Around town, the 2006 Buick Lucerne CXS's V-8 is a tad lethargic, taking a while to make up its mind off the line and producing noticeable torque steer for those in a hurry. Also, with only a four-speed automatic transmission, flexibility at lower speeds is limited. Suspension and handling are both sound, enhanced respectively by Buick's magnetic ride control and StabiliTrak. However, a slight understeer had us stretching a couple of extra millimeters to change lanes in town.

The Buick Lucerne is the first car other than a Cadillac to get GM's V-8 Northstar engine.

From the cabin, the 2006 Buick Lucerne CXS is a quiet car: We recorded a reading of 65dB in highway driving at 60mph. Fuel economy, however, is less impressive. EPA gas mileage ratings for the V-8 are 17mpg in the city and 25mpg on the highway, but we recorded an average of just 17.9mpg in a mixture of in-town and freeway driving. EPA air-pollution ratings for the V-8 are between 6 and 7 out of 10 (with 10 being the cleanest), as well as 6 out of 10 for the 3.6-liter V-6--not bad for a thirsty V-8.

An array of standard safety features and a solid design make the 2006 Buick Lucerne CXS a safe bet. Each Lucerne model comes with six air bags as standard, including roof-rail curtain air bags and a dual-depth front-passenger air bag that has two deployment settings, calibrated to the severity of an impact.

StabiliTrak's brake-assist feature senses emergency-braking situations and increases braking at each wheel as necessary. The Lucerne has a maximum five-star rating for driver and passenger frontal impact, five stars for rollover safety, and four stars for front- and rear-seat side impact.

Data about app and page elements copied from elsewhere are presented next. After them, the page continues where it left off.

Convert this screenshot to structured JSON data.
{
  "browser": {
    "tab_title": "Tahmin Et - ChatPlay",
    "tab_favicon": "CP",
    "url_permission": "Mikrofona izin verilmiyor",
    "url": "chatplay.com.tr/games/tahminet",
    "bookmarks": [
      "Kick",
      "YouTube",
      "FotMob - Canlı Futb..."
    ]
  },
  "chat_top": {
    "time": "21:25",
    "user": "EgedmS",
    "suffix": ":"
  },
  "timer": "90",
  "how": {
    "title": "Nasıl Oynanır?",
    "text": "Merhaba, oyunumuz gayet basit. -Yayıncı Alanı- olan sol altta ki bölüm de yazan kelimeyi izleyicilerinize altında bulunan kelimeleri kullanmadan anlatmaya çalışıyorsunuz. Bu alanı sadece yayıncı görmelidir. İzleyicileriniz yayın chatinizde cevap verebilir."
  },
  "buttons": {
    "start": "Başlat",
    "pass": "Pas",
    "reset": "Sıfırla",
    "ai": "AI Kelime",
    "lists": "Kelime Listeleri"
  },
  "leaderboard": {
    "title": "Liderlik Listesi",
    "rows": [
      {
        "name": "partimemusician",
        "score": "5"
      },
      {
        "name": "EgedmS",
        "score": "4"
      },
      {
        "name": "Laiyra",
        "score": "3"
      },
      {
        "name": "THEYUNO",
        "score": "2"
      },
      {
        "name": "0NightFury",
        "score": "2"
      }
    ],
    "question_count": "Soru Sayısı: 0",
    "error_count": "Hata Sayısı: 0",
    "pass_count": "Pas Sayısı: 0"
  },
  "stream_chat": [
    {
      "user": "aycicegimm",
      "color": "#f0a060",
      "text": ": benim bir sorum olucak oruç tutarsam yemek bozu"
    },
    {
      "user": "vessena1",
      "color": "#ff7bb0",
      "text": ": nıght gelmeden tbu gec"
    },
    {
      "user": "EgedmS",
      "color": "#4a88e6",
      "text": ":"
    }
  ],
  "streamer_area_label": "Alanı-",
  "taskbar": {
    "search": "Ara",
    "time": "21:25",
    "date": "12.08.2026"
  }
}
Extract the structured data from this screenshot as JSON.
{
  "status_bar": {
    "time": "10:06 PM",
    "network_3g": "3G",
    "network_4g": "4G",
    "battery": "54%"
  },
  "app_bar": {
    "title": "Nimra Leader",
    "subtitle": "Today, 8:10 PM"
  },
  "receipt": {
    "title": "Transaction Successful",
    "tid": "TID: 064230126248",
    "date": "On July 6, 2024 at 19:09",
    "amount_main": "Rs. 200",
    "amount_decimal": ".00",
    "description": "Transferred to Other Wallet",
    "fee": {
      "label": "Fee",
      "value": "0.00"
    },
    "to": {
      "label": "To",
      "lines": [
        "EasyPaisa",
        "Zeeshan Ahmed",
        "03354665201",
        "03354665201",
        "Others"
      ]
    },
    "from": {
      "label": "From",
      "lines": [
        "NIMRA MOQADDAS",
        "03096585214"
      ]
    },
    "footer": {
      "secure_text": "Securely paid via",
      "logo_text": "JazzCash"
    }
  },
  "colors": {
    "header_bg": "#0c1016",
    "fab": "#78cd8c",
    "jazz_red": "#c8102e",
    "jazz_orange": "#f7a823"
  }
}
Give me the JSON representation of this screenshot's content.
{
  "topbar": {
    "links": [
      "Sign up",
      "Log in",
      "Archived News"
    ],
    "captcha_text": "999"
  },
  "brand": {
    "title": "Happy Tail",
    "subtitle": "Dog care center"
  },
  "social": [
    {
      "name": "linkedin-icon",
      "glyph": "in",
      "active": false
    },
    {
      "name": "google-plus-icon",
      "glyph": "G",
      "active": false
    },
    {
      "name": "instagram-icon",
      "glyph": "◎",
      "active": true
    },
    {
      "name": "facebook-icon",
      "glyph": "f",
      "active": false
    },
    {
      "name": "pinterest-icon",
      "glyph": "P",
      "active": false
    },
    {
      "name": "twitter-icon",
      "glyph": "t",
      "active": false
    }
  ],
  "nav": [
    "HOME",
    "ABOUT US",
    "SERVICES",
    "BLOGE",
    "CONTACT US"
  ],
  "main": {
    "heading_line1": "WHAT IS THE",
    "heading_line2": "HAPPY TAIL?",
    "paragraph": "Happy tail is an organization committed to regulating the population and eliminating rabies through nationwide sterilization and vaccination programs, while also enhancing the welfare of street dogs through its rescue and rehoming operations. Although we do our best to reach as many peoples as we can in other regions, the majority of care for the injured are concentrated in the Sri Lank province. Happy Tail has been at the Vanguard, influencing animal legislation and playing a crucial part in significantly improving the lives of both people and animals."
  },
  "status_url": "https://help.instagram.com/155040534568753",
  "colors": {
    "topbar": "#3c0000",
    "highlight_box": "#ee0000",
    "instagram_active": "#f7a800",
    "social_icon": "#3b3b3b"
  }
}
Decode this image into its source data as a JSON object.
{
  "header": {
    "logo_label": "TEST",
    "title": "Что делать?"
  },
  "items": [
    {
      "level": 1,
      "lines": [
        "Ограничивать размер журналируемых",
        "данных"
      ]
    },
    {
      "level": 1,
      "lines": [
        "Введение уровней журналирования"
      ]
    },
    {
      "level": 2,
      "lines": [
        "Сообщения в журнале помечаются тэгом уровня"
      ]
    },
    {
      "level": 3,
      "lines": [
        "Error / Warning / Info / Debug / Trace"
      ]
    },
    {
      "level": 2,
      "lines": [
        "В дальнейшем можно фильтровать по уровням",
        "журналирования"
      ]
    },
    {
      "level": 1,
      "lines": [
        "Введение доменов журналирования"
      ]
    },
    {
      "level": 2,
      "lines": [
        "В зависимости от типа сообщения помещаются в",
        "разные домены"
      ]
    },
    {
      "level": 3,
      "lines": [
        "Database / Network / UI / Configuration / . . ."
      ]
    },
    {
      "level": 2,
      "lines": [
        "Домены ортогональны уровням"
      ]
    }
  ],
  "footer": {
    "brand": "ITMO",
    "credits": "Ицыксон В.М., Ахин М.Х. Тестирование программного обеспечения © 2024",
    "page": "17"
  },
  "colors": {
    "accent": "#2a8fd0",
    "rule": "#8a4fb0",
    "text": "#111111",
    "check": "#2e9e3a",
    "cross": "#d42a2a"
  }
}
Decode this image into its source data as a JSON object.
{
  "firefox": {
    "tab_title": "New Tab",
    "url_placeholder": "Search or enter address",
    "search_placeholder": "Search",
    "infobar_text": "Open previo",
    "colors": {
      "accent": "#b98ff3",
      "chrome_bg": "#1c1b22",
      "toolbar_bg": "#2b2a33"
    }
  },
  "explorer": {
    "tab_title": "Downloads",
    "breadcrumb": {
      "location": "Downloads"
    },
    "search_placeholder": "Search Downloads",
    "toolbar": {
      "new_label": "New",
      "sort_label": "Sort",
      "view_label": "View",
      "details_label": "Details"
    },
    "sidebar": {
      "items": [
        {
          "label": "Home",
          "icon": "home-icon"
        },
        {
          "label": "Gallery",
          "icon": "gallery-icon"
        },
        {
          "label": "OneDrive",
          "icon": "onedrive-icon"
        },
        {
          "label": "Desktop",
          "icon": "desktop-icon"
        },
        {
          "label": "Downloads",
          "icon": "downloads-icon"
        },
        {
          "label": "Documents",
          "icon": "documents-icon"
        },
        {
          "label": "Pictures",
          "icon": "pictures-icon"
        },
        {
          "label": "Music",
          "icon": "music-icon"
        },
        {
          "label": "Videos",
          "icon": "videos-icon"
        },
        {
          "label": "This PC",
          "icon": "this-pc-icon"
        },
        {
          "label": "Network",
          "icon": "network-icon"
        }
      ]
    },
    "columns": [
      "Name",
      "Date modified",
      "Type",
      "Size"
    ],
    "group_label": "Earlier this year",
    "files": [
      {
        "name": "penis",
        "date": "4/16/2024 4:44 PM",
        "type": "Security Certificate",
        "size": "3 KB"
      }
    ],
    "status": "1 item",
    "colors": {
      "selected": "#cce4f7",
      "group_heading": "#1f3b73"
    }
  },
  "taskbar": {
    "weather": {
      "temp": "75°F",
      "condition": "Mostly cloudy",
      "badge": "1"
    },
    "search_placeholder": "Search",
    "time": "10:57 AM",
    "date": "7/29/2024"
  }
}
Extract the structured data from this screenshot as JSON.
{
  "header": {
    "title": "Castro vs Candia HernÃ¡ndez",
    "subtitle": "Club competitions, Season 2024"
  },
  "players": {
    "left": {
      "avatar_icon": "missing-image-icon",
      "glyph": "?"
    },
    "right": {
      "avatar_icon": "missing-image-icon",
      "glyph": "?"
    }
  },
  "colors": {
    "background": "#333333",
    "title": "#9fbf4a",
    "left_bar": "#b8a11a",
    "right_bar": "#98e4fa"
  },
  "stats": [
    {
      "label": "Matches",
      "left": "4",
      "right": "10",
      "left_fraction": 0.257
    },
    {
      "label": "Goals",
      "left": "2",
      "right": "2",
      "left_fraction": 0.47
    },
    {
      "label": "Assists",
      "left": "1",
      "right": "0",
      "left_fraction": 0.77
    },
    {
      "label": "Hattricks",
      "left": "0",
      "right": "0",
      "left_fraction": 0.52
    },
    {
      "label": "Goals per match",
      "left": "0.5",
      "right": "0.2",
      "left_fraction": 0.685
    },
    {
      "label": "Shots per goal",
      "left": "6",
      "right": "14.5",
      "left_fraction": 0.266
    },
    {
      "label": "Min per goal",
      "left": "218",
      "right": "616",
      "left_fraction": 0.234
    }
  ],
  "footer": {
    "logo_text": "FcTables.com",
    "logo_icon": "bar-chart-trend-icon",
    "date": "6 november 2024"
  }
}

The 2006 Buick Lucerne CXS comes with Buick's comprehensive four-year/50,000-mile bumper-to-bumper warranty, which includes corrosion coverage, roadside assistance, and courtesy transportation. Rust-through coverage is offered for six years with unlimited mileage.


2006 Buick Lucerne CXS

Score Breakdown

Cabin tech 7Performance tech 7Design 8


See full specs Trim levels CXL V8Available Engine GasBody style sedan